Page and application data records:
◆ ◆ ◆
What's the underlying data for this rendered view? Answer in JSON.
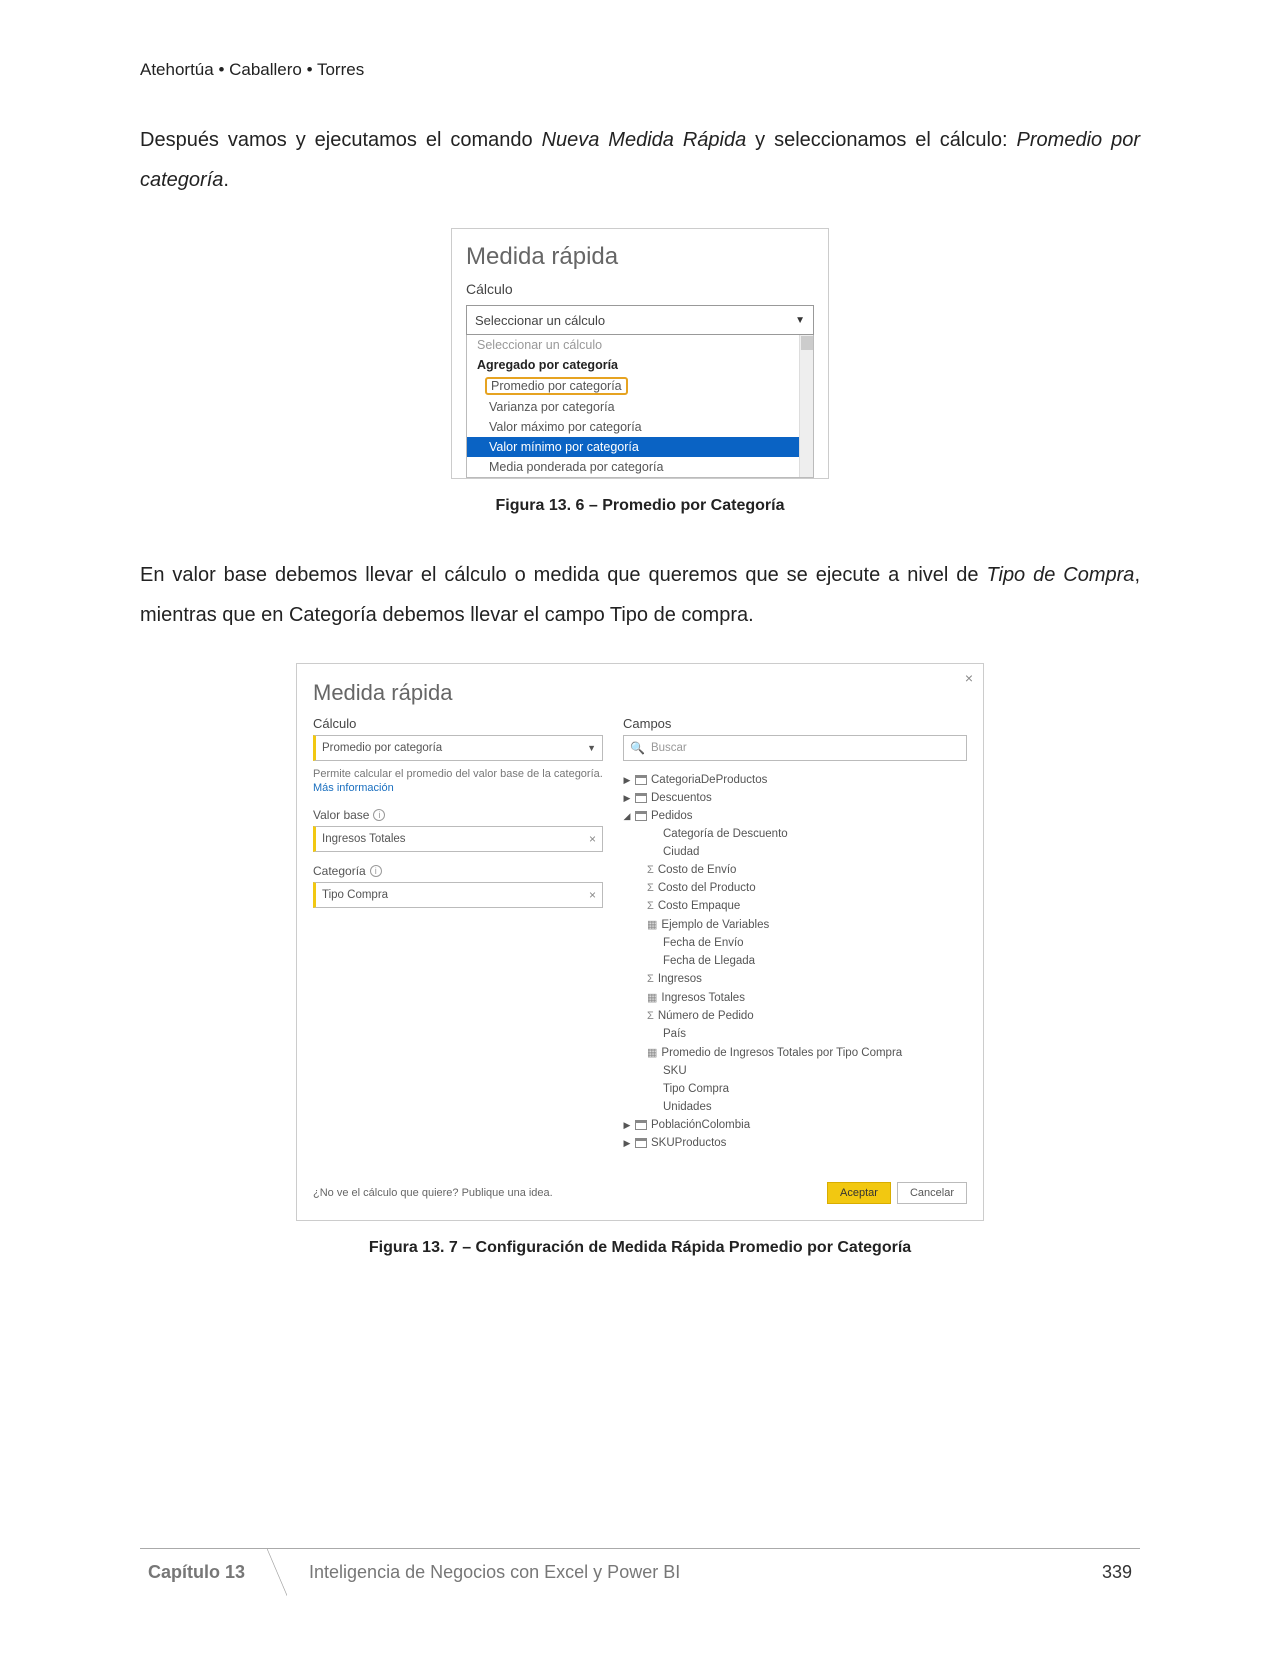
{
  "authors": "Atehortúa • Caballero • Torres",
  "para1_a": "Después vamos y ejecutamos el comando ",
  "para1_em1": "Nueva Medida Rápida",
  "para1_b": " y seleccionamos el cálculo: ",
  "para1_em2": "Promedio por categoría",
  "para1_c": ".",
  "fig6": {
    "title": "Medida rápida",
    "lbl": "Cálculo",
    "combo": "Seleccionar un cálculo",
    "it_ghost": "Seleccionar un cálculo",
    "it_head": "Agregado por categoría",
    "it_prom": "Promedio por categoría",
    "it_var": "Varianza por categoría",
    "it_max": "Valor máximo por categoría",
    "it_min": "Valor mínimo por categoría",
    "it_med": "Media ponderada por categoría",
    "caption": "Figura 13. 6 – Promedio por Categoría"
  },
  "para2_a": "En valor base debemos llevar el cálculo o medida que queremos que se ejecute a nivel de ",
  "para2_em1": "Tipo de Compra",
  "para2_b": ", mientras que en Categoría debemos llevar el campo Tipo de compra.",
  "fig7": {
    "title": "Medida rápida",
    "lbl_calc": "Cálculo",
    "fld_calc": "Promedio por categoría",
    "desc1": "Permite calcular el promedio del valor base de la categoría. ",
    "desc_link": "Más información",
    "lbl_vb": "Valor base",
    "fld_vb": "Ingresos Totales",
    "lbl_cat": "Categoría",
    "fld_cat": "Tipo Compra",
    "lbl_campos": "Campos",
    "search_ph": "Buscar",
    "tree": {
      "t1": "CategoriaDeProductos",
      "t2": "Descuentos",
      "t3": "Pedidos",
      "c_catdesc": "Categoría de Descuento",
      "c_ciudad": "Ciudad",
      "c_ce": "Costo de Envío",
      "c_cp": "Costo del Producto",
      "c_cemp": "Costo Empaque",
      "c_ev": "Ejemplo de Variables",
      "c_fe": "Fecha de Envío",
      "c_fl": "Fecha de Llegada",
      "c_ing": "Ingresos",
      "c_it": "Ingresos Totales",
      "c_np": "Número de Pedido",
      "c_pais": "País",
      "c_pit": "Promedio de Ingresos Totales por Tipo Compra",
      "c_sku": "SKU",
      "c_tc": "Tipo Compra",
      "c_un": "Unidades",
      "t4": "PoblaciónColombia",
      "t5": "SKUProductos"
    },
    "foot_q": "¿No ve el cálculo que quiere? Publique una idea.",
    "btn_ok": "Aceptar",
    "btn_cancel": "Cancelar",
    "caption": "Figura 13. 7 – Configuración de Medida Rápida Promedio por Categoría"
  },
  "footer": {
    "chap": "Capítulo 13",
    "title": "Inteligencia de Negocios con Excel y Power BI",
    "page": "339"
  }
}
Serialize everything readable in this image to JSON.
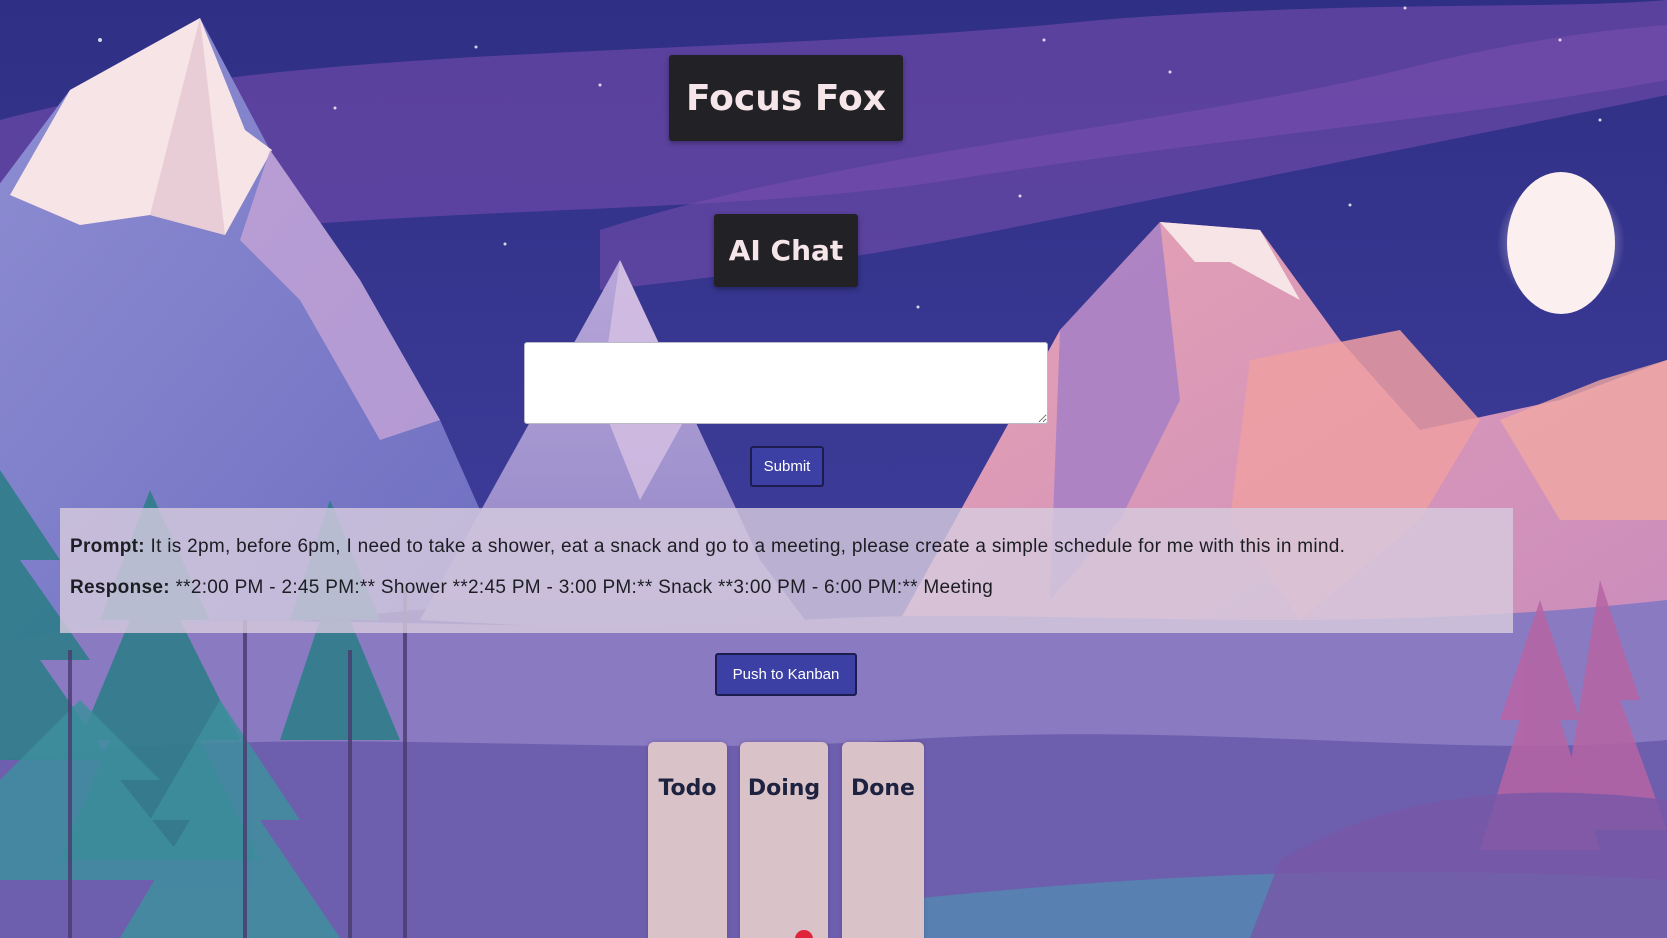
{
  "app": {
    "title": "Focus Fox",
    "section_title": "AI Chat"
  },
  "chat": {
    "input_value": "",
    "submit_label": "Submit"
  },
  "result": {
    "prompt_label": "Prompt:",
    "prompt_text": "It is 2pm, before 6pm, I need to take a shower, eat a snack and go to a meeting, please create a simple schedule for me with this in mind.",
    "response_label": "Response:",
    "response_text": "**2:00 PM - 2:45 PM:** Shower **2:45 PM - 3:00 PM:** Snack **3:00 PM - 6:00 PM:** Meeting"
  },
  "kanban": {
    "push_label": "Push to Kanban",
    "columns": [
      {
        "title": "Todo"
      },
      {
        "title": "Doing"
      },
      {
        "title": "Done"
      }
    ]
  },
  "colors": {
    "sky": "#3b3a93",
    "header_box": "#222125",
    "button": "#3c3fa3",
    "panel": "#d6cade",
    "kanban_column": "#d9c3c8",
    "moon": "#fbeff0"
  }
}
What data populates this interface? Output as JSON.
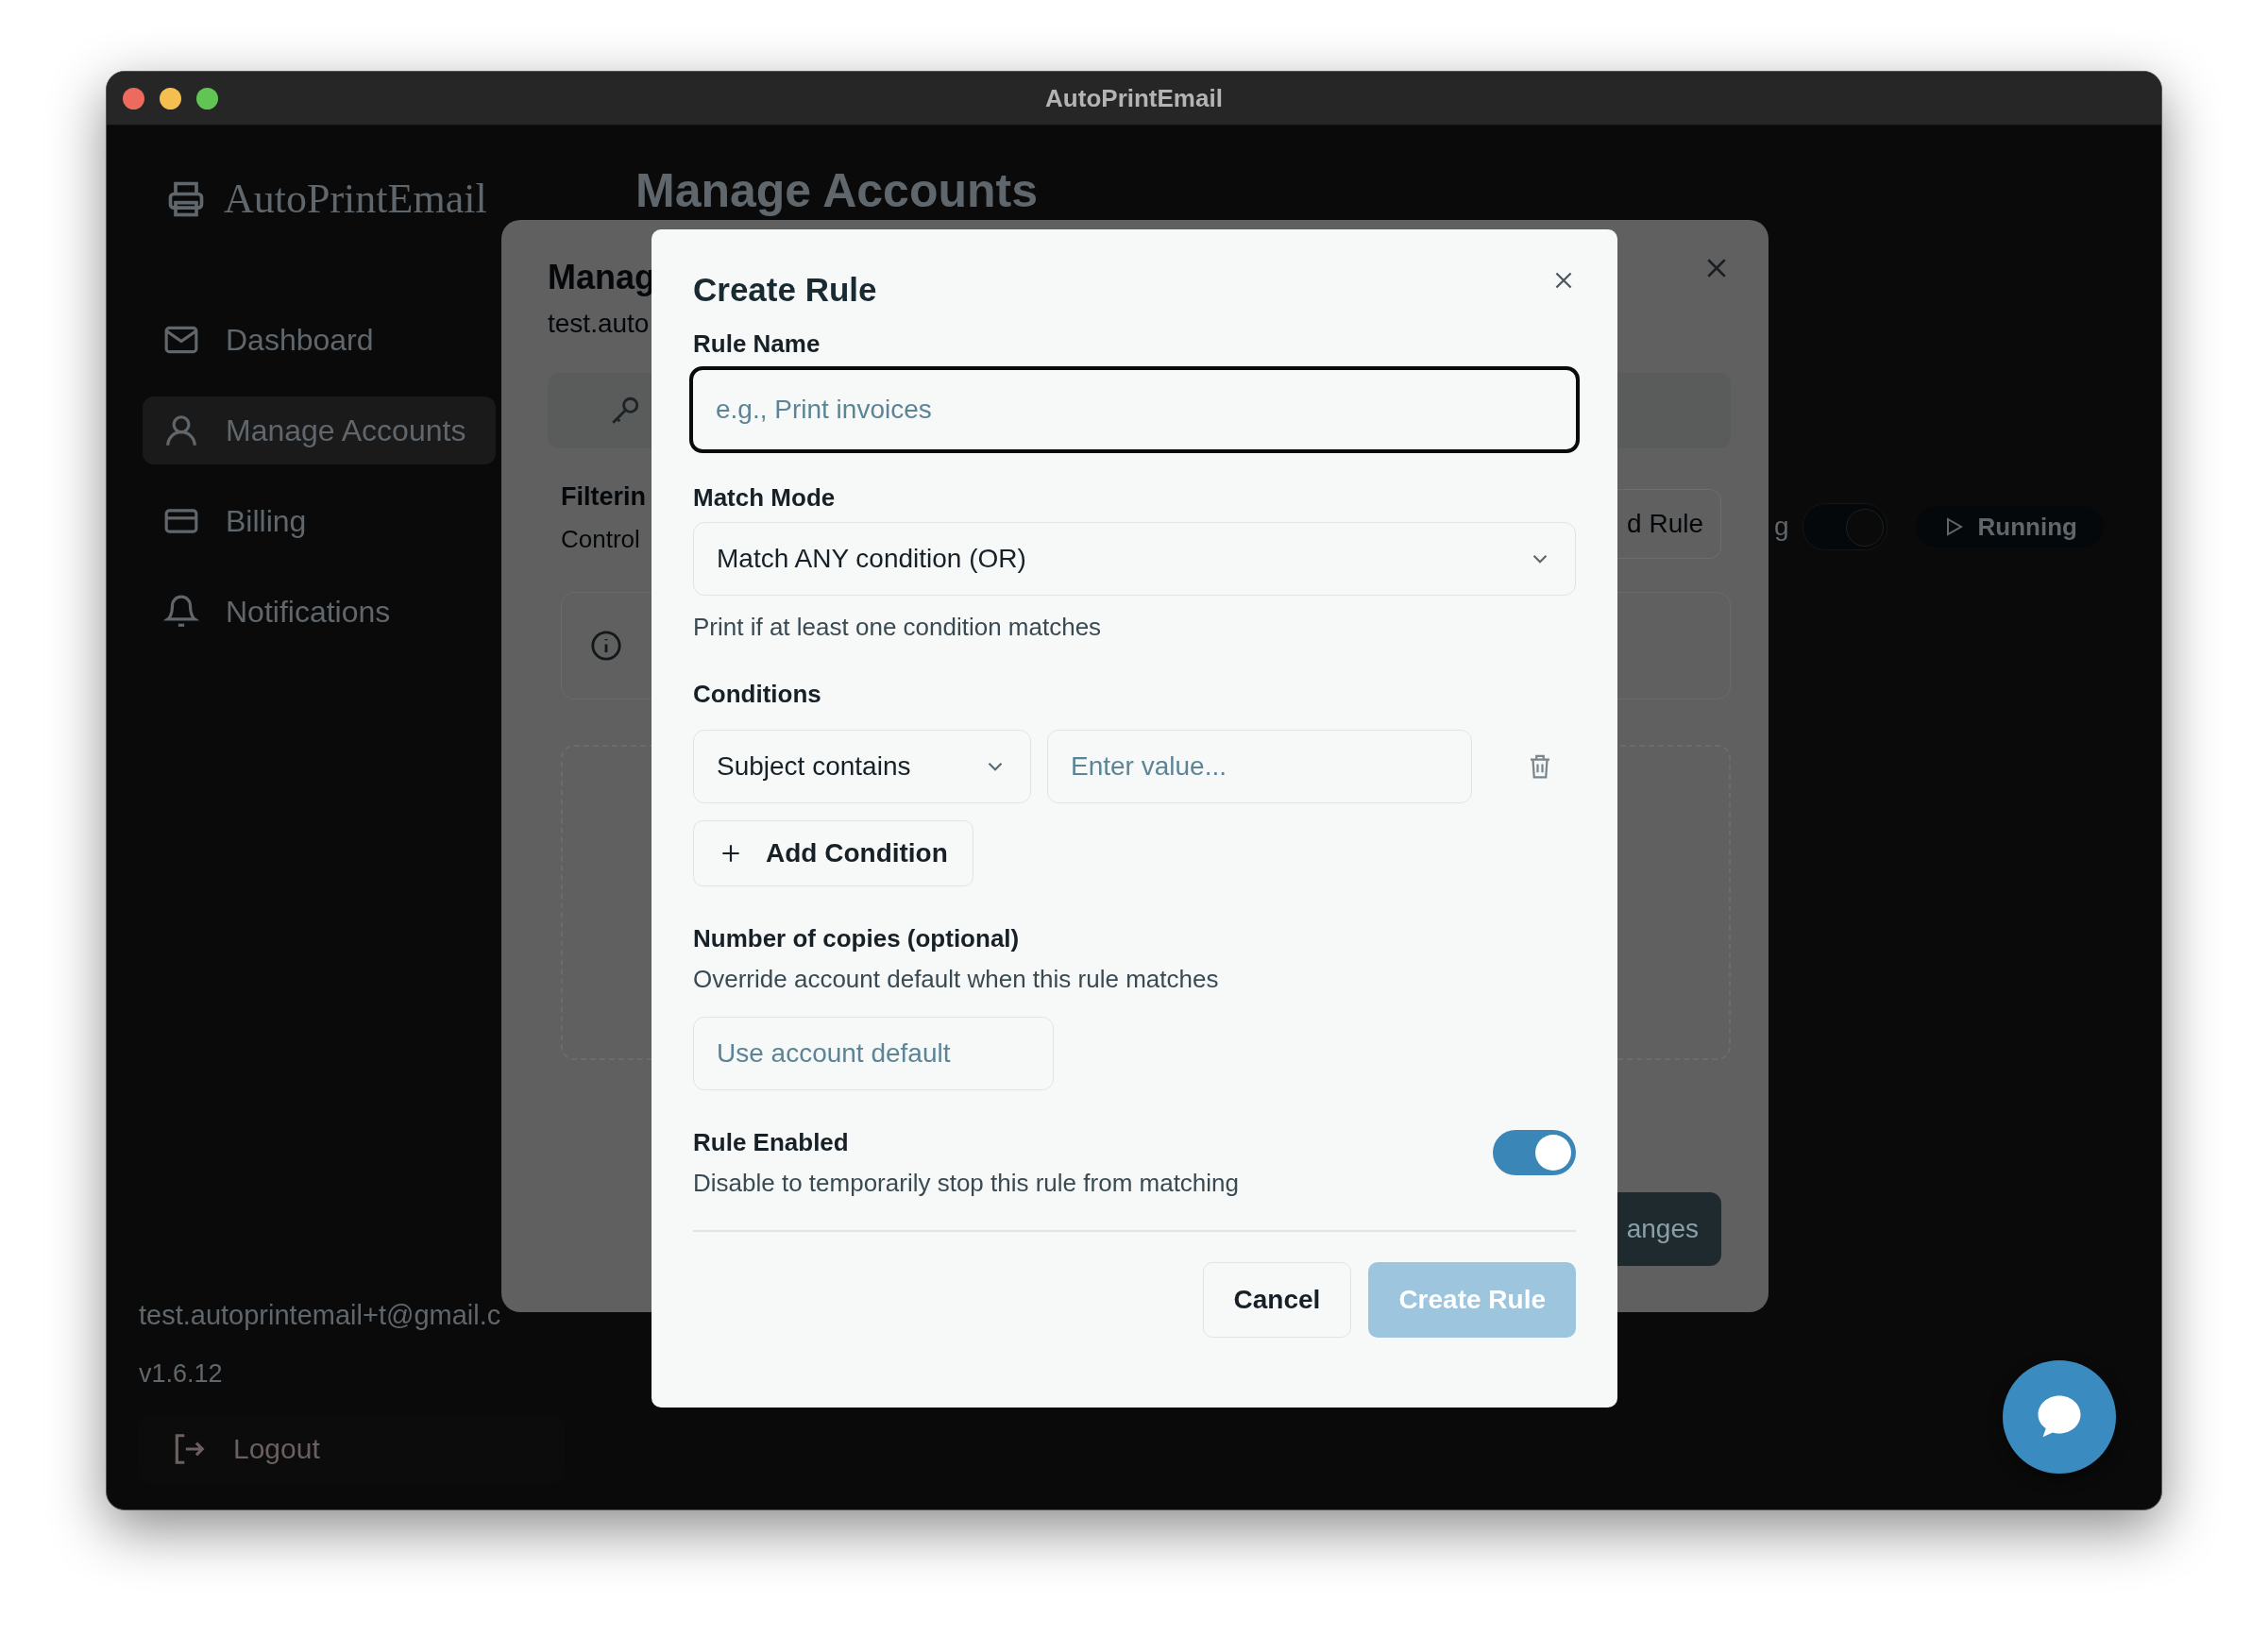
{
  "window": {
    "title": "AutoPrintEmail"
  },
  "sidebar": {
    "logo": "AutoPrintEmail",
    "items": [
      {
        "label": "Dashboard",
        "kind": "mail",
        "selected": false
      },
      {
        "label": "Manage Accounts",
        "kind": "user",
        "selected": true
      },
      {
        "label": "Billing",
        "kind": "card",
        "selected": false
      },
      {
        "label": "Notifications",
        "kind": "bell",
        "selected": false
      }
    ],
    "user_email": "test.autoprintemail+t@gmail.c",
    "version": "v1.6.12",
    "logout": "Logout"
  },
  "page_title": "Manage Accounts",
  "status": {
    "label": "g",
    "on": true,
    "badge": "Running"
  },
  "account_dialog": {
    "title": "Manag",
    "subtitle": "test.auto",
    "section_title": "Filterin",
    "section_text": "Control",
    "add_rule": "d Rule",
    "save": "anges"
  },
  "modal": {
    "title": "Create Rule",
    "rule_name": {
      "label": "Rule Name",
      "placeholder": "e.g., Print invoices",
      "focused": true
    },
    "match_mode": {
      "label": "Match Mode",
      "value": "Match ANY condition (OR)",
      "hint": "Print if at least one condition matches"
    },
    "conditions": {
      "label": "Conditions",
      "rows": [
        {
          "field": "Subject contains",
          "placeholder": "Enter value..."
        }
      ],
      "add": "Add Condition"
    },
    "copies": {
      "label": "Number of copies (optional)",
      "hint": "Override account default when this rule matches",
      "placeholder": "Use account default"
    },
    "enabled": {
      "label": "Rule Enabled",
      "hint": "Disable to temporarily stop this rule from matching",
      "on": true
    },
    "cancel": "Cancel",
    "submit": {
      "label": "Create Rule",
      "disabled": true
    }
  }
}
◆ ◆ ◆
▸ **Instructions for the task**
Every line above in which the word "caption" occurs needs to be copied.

▸ **Reply to the exercise**
    "caption": "Figura 13. 6 – Promedio por Categoría"
    "caption": "Figura 13. 7 – Configuración de Medida Rápida Promedio por Categoría"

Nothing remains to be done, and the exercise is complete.